Anywhere the string "Information" shows up in the listing below, copy the line it is in.

<<<<

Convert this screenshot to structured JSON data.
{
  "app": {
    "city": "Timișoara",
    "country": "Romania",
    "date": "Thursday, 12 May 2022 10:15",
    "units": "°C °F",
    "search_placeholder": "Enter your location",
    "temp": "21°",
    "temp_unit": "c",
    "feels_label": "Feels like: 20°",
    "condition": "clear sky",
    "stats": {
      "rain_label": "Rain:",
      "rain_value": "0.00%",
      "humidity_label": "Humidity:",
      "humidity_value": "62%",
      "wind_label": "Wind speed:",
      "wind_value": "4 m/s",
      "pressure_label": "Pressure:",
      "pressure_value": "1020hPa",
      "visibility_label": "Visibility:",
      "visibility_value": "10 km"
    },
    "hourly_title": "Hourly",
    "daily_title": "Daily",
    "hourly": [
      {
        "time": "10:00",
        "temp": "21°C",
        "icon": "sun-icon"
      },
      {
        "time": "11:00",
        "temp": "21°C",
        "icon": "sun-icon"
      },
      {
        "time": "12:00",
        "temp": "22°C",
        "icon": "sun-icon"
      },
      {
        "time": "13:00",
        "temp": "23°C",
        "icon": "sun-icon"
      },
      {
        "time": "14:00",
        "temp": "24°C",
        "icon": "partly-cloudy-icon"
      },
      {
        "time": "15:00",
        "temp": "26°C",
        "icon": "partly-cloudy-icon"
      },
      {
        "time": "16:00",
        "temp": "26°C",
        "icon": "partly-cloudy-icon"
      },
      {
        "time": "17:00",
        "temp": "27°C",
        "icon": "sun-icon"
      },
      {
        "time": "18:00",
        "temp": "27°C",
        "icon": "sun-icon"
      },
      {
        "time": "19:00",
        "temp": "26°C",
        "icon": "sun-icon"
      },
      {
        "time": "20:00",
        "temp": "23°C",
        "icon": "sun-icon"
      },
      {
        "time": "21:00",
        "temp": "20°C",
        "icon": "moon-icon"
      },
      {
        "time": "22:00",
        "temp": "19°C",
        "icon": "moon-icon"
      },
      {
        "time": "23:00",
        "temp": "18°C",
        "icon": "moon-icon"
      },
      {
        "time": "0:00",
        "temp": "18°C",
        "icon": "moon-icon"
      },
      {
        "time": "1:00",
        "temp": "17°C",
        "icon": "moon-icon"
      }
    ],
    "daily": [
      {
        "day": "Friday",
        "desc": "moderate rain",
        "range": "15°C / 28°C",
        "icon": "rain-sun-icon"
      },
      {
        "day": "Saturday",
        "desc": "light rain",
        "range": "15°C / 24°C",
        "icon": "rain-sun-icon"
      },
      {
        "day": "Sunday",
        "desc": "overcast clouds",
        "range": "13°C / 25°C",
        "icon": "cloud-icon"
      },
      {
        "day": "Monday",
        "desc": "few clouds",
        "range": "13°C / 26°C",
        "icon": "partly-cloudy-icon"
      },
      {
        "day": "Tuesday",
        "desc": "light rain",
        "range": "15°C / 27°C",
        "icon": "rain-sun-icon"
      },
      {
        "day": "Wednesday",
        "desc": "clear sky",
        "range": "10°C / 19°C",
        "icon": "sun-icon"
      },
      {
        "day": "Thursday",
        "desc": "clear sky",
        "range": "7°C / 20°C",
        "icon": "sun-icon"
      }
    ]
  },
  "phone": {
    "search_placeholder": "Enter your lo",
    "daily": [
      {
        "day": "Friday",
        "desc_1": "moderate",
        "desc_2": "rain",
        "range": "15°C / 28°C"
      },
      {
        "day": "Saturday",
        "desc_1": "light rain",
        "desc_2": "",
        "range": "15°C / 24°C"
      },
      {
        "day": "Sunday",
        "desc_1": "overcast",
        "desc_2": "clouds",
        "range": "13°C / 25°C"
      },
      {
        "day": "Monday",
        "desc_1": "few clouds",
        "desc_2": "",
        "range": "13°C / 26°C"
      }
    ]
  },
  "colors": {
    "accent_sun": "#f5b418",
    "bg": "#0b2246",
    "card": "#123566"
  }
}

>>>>
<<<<

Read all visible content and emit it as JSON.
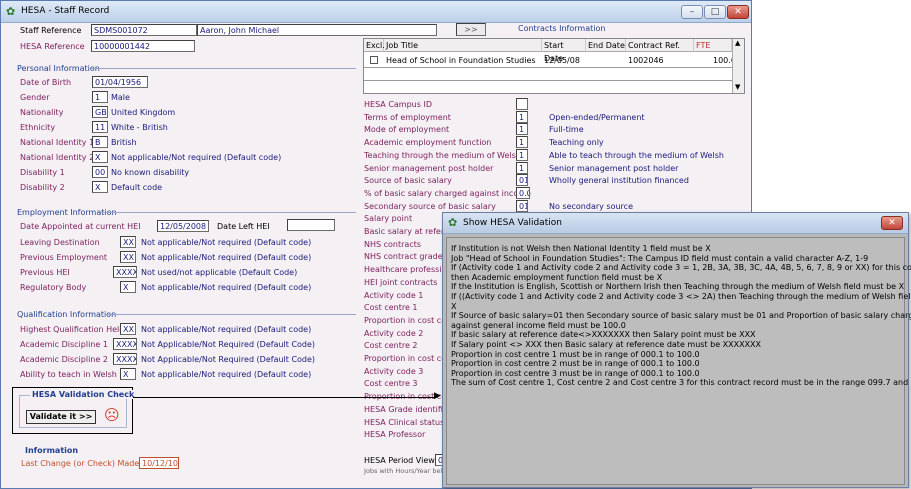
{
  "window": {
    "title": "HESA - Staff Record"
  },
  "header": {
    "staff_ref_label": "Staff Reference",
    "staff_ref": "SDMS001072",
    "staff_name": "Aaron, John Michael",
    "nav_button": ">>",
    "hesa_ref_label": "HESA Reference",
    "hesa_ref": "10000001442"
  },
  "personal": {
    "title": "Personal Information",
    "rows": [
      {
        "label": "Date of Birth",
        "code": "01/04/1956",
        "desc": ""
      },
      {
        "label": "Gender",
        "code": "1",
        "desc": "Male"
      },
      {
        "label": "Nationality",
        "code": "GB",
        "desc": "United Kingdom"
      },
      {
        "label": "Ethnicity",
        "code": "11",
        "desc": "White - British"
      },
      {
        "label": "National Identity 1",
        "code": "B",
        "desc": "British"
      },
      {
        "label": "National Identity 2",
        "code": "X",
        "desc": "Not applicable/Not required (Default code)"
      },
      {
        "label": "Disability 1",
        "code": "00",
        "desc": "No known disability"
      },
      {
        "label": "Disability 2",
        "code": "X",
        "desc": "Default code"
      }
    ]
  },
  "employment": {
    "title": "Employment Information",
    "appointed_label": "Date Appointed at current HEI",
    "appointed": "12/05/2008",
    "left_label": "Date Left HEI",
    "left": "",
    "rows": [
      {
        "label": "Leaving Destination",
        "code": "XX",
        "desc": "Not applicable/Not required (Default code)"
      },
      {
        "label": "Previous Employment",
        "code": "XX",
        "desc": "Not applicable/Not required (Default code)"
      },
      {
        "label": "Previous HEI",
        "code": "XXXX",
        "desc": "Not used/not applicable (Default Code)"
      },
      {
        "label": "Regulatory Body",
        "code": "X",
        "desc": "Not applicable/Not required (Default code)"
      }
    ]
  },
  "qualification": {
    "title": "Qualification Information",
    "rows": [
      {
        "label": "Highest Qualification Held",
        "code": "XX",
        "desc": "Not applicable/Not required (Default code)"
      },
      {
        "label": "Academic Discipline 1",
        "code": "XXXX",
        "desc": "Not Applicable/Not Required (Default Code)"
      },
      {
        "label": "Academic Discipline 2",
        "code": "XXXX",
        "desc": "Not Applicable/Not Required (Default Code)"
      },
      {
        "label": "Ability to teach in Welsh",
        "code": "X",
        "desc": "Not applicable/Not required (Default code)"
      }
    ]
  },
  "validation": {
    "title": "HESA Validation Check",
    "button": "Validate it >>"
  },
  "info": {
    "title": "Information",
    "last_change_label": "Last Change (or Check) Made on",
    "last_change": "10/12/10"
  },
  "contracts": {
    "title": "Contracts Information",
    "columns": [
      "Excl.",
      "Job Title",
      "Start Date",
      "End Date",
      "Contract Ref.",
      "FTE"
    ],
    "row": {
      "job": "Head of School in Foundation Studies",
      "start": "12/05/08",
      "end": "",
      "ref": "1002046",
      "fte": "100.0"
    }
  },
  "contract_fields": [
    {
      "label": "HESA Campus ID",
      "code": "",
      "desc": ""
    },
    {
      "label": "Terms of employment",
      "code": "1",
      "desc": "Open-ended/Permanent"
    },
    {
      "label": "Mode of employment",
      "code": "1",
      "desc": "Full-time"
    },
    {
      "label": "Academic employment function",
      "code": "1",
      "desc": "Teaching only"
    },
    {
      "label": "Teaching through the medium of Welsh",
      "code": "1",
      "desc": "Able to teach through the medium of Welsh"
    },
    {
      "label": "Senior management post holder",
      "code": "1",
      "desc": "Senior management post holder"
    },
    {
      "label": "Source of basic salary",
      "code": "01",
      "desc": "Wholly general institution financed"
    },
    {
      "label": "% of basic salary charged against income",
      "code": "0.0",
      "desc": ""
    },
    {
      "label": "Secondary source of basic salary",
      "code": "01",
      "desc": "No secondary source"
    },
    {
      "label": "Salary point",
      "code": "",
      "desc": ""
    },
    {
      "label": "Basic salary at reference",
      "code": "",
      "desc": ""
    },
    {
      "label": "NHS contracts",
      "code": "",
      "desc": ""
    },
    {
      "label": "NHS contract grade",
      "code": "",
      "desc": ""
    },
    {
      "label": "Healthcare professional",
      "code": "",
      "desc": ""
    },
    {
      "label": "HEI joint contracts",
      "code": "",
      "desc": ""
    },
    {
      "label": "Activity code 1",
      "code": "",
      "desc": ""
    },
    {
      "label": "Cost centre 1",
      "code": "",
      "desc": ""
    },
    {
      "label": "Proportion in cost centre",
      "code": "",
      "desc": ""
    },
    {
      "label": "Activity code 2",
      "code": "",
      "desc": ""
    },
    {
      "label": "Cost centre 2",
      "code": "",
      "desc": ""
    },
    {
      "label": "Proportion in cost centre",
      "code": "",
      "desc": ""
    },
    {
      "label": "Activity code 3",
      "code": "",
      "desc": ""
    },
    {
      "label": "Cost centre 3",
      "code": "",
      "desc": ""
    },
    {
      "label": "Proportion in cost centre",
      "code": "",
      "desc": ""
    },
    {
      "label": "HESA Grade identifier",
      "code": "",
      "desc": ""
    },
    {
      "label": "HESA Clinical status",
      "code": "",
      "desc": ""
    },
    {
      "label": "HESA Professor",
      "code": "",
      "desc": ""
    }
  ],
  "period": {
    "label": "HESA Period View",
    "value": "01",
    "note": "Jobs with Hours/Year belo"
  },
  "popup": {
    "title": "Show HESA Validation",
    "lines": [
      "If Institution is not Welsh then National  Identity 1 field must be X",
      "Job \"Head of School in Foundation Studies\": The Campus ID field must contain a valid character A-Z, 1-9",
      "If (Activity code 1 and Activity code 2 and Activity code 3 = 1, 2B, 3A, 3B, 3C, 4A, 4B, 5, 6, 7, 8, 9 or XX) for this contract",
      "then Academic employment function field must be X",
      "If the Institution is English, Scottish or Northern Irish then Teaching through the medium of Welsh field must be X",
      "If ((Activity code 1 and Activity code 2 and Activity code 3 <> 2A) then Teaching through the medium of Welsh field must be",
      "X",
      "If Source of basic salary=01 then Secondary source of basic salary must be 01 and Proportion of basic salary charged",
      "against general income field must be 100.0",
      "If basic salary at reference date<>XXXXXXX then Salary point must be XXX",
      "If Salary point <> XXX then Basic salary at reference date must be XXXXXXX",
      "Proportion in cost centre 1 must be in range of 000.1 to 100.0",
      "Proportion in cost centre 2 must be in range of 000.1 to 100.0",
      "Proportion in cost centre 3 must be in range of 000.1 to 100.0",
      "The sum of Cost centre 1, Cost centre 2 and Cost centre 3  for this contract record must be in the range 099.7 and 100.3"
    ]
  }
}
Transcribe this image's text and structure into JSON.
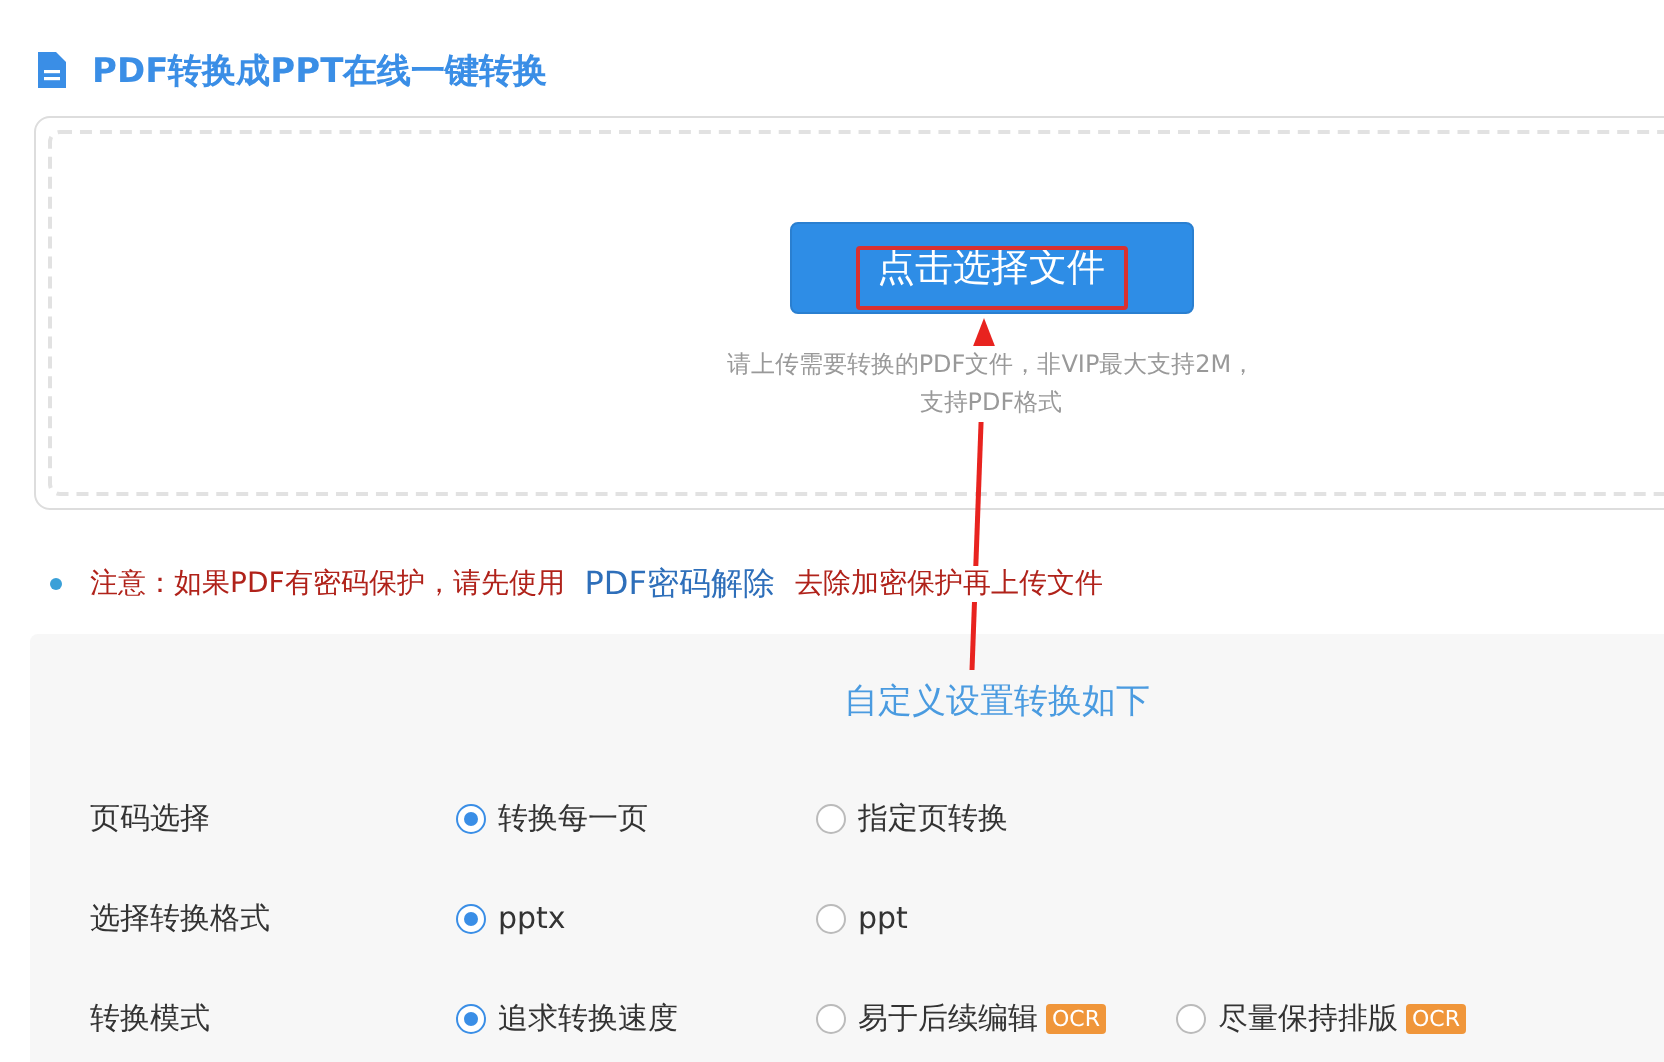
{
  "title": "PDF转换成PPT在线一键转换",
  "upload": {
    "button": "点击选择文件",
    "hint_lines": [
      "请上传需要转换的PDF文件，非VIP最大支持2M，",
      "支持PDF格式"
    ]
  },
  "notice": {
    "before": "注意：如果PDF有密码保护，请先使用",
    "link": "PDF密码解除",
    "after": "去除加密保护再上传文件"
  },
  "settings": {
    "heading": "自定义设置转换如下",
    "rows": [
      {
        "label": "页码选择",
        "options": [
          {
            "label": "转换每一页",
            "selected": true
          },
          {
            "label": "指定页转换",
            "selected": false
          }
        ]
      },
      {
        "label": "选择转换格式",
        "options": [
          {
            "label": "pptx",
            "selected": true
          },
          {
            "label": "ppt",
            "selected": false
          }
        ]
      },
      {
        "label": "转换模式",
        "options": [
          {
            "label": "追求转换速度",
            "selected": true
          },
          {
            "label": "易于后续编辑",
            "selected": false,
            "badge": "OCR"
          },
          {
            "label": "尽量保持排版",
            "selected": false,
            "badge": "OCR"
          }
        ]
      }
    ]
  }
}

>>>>

FINISHED EXERCISE:
    "title": "Personal Information",
    "title": "Employment Information",
    "title": "Qualification Information",
    "title": "Information",
    "title": "Contracts Information",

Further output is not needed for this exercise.